(Given data)

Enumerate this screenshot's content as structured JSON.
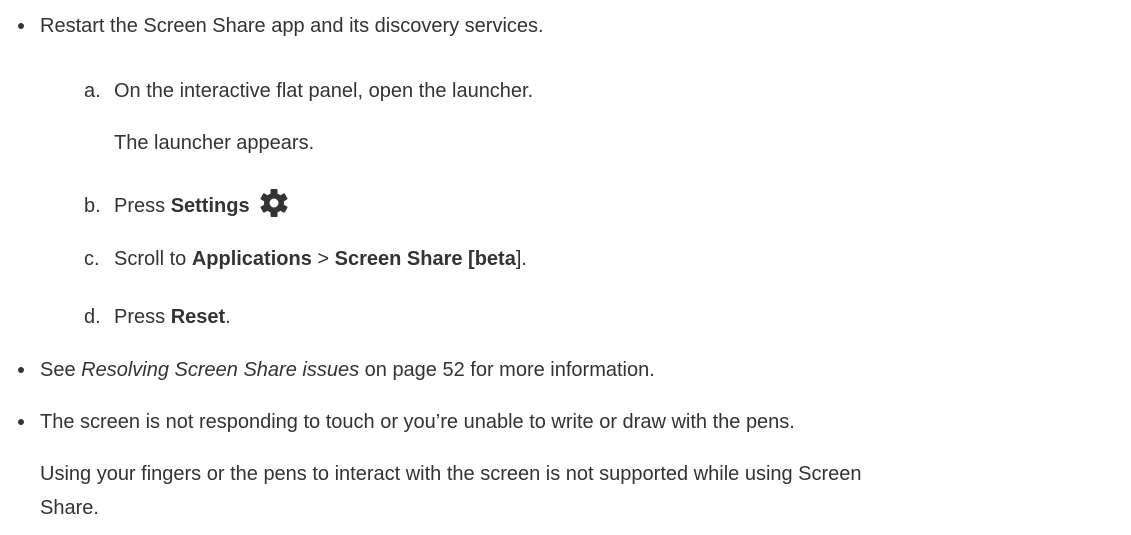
{
  "bullet1": {
    "text": "Restart the Screen Share app and its discovery services."
  },
  "steps": {
    "a": {
      "marker": "a.",
      "text": "On the interactive flat panel, open the launcher.",
      "result": "The launcher appears."
    },
    "b": {
      "marker": "b.",
      "pre": "Press ",
      "bold": "Settings",
      "icon": "gear-icon"
    },
    "c": {
      "marker": "c.",
      "pre": "Scroll to ",
      "bold1": "Applications",
      "sep": " > ",
      "bold2": "Screen Share [beta",
      "post_bracket": "]",
      "end": "."
    },
    "d": {
      "marker": "d.",
      "pre": "Press ",
      "bold": "Reset",
      "end": "."
    }
  },
  "bullet2": {
    "pre": "See ",
    "italic": "Resolving Screen Share issues",
    "post": " on page 52 for more information."
  },
  "bullet3": {
    "text": "The screen is not responding to touch or you’re unable to write or draw with the pens."
  },
  "note": {
    "line1": "Using your fingers or the pens to interact with the screen is not supported while using Screen",
    "line2": "Share."
  }
}
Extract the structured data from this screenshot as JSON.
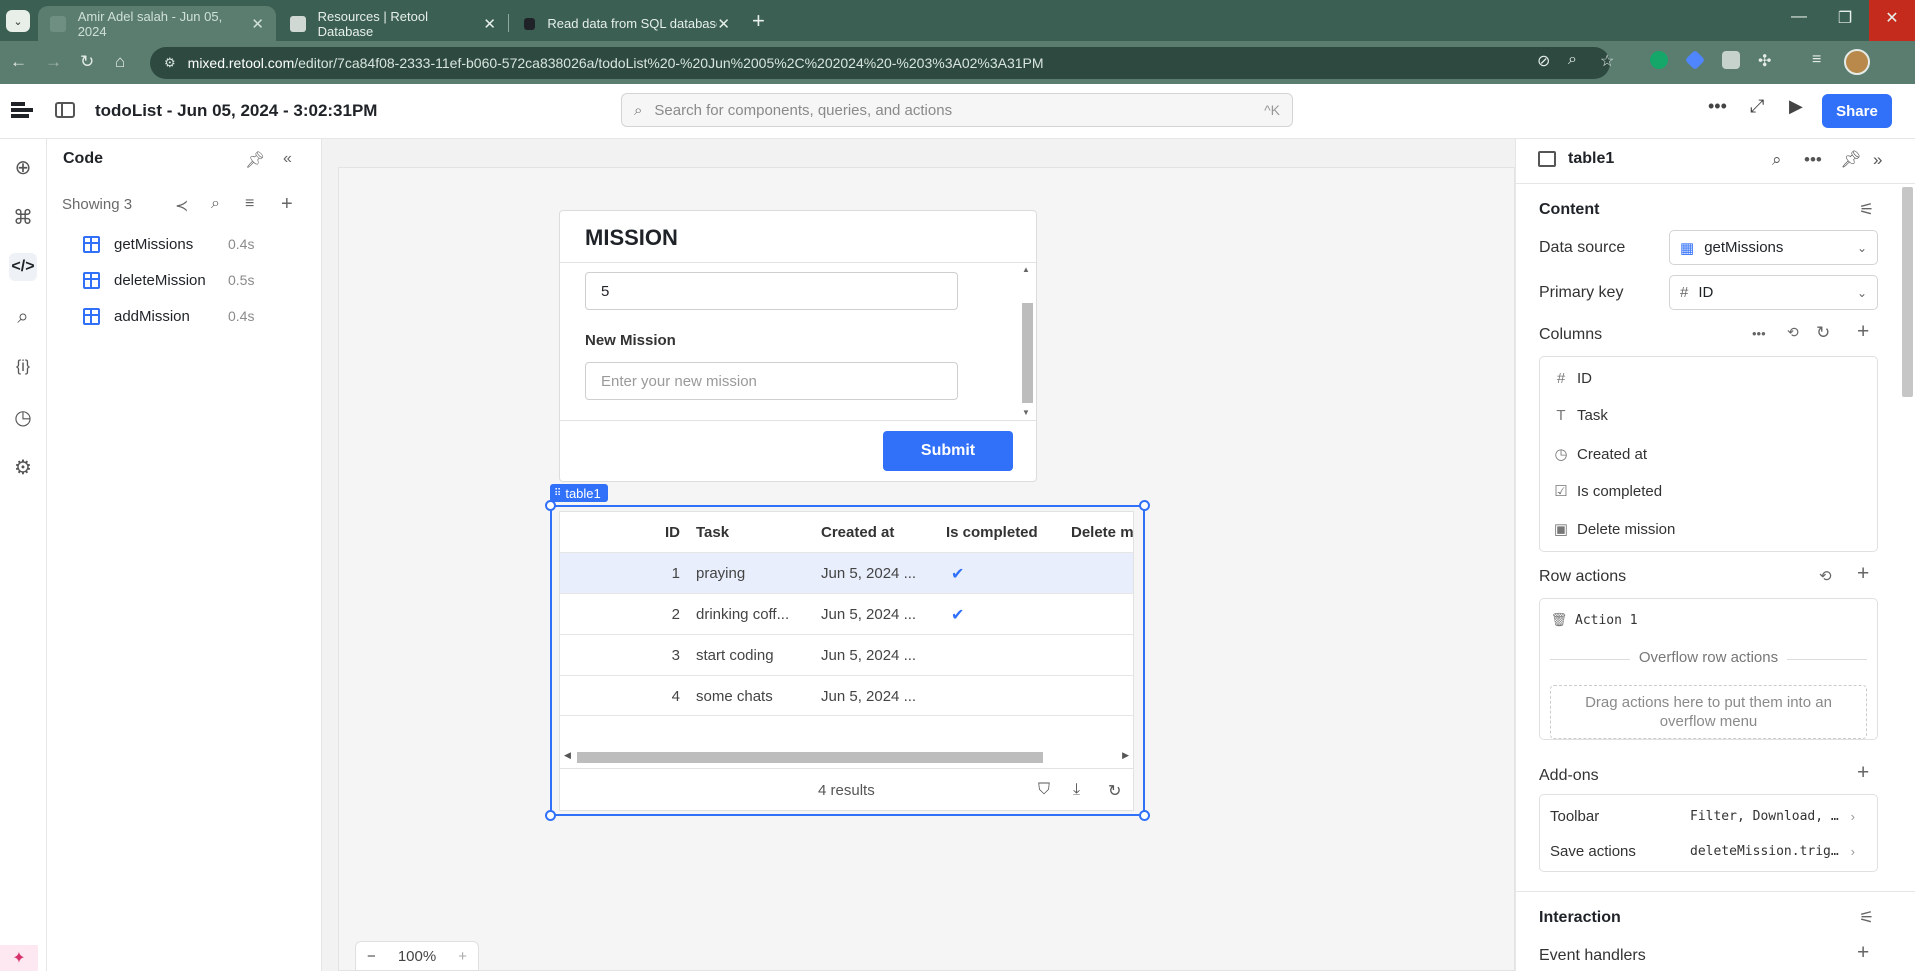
{
  "browser": {
    "tabs": [
      {
        "title": "Amir Adel salah - Jun 05, 2024",
        "active": true
      },
      {
        "title": "Resources | Retool Database",
        "active": false
      },
      {
        "title": "Read data from SQL databases",
        "active": false
      }
    ],
    "url_host": "mixed.retool.com",
    "url_path": "/editor/7ca84f08-2333-11ef-b060-572ca838026a/todoList%20-%20Jun%2005%2C%202024%20-%203%3A02%3A31PM"
  },
  "topbar": {
    "app_title": "todoList - Jun 05, 2024 - 3:02:31PM",
    "search_placeholder": "Search for components, queries, and actions",
    "search_shortcut": "^K",
    "share_label": "Share"
  },
  "code_panel": {
    "title": "Code",
    "showing": "Showing 3",
    "queries": [
      {
        "name": "getMissions",
        "time": "0.4s"
      },
      {
        "name": "deleteMission",
        "time": "0.5s"
      },
      {
        "name": "addMission",
        "time": "0.4s"
      }
    ]
  },
  "form": {
    "title": "MISSION",
    "first_value": "5",
    "new_mission_label": "New Mission",
    "new_mission_placeholder": "Enter your new mission",
    "submit_label": "Submit"
  },
  "table": {
    "tag": "table1",
    "columns": [
      "ID",
      "Task",
      "Created at",
      "Is completed",
      "Delete m"
    ],
    "rows": [
      {
        "id": "1",
        "task": "praying",
        "created": "Jun 5, 2024 ...",
        "completed": true
      },
      {
        "id": "2",
        "task": "drinking coff...",
        "created": "Jun 5, 2024 ...",
        "completed": true
      },
      {
        "id": "3",
        "task": "start coding",
        "created": "Jun 5, 2024 ...",
        "completed": false
      },
      {
        "id": "4",
        "task": "some chats",
        "created": "Jun 5, 2024 ...",
        "completed": false
      }
    ],
    "results": "4 results"
  },
  "zoom": {
    "minus": "−",
    "level": "100%",
    "plus": "+"
  },
  "inspector": {
    "title": "table1",
    "content_title": "Content",
    "data_source_label": "Data source",
    "data_source_value": "getMissions",
    "primary_key_label": "Primary key",
    "primary_key_value": "ID",
    "columns_title": "Columns",
    "columns": [
      {
        "icon": "hash-icon",
        "glyph": "#",
        "label": "ID"
      },
      {
        "icon": "text-icon",
        "glyph": "T",
        "label": "Task"
      },
      {
        "icon": "datetime-icon",
        "glyph": "◷",
        "label": "Created at"
      },
      {
        "icon": "checkbox-icon",
        "glyph": "☑",
        "label": "Is completed"
      },
      {
        "icon": "image-icon",
        "glyph": "▣",
        "label": "Delete mission"
      }
    ],
    "row_actions_title": "Row actions",
    "action_1": "Action 1",
    "overflow_label": "Overflow row actions",
    "dropzone_text": "Drag actions here to put them into an overflow menu",
    "addons_title": "Add-ons",
    "toolbar_label": "Toolbar",
    "toolbar_value": "Filter, Download, …",
    "save_actions_label": "Save actions",
    "save_actions_value": "deleteMission.trig…",
    "interaction_title": "Interaction",
    "event_handlers_label": "Event handlers"
  },
  "colors": {
    "accent": "#3170f9",
    "browser_tab_bar": "#3b5f53"
  }
}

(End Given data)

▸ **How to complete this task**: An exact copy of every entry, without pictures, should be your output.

▸ **Problem solution**:
Enumerate this screenshot's content as structured JSON.
{
  "bullet1": {
    "text": "Restart the Screen Share app and its discovery services."
  },
  "steps": {
    "a": {
      "marker": "a.",
      "text": "On the interactive flat panel, open the launcher.",
      "result": "The launcher appears."
    },
    "b": {
      "marker": "b.",
      "pre": "Press ",
      "bold": "Settings",
      "icon": "gear-icon"
    },
    "c": {
      "marker": "c.",
      "pre": "Scroll to ",
      "bold1": "Applications",
      "sep": " > ",
      "bold2": "Screen Share [beta",
      "post_bracket": "]",
      "end": "."
    },
    "d": {
      "marker": "d.",
      "pre": "Press ",
      "bold": "Reset",
      "end": "."
    }
  },
  "bullet2": {
    "pre": "See ",
    "italic": "Resolving Screen Share issues",
    "post": " on page 52 for more information."
  },
  "bullet3": {
    "text": "The screen is not responding to touch or you’re unable to write or draw with the pens."
  },
  "note": {
    "line1": "Using your fingers or the pens to interact with the screen is not supported while using Screen",
    "line2": "Share."
  }
}
Extract the structured data from this screenshot as JSON.
{
  "browser": {
    "tabs": [
      {
        "title": "Amir Adel salah - Jun 05, 2024",
        "active": true
      },
      {
        "title": "Resources | Retool Database",
        "active": false
      },
      {
        "title": "Read data from SQL databases",
        "active": false
      }
    ],
    "url_host": "mixed.retool.com",
    "url_path": "/editor/7ca84f08-2333-11ef-b060-572ca838026a/todoList%20-%20Jun%2005%2C%202024%20-%203%3A02%3A31PM"
  },
  "topbar": {
    "app_title": "todoList - Jun 05, 2024 - 3:02:31PM",
    "search_placeholder": "Search for components, queries, and actions",
    "search_shortcut": "^K",
    "share_label": "Share"
  },
  "code_panel": {
    "title": "Code",
    "showing": "Showing 3",
    "queries": [
      {
        "name": "getMissions",
        "time": "0.4s"
      },
      {
        "name": "deleteMission",
        "time": "0.5s"
      },
      {
        "name": "addMission",
        "time": "0.4s"
      }
    ]
  },
  "form": {
    "title": "MISSION",
    "first_value": "5",
    "new_mission_label": "New Mission",
    "new_mission_placeholder": "Enter your new mission",
    "submit_label": "Submit"
  },
  "table": {
    "tag": "table1",
    "columns": [
      "ID",
      "Task",
      "Created at",
      "Is completed",
      "Delete m"
    ],
    "rows": [
      {
        "id": "1",
        "task": "praying",
        "created": "Jun 5, 2024 ...",
        "completed": true
      },
      {
        "id": "2",
        "task": "drinking coff...",
        "created": "Jun 5, 2024 ...",
        "completed": true
      },
      {
        "id": "3",
        "task": "start coding",
        "created": "Jun 5, 2024 ...",
        "completed": false
      },
      {
        "id": "4",
        "task": "some chats",
        "created": "Jun 5, 2024 ...",
        "completed": false
      }
    ],
    "results": "4 results"
  },
  "zoom": {
    "minus": "−",
    "level": "100%",
    "plus": "+"
  },
  "inspector": {
    "title": "table1",
    "content_title": "Content",
    "data_source_label": "Data source",
    "data_source_value": "getMissions",
    "primary_key_label": "Primary key",
    "primary_key_value": "ID",
    "columns_title": "Columns",
    "columns": [
      {
        "icon": "hash-icon",
        "glyph": "#",
        "label": "ID"
      },
      {
        "icon": "text-icon",
        "glyph": "T",
        "label": "Task"
      },
      {
        "icon": "datetime-icon",
        "glyph": "◷",
        "label": "Created at"
      },
      {
        "icon": "checkbox-icon",
        "glyph": "☑",
        "label": "Is completed"
      },
      {
        "icon": "image-icon",
        "glyph": "▣",
        "label": "Delete mission"
      }
    ],
    "row_actions_title": "Row actions",
    "action_1": "Action 1",
    "overflow_label": "Overflow row actions",
    "dropzone_text": "Drag actions here to put them into an overflow menu",
    "addons_title": "Add-ons",
    "toolbar_label": "Toolbar",
    "toolbar_value": "Filter, Download, …",
    "save_actions_label": "Save actions",
    "save_actions_value": "deleteMission.trig…",
    "interaction_title": "Interaction",
    "event_handlers_label": "Event handlers"
  },
  "colors": {
    "accent": "#3170f9",
    "browser_tab_bar": "#3b5f53"
  }
}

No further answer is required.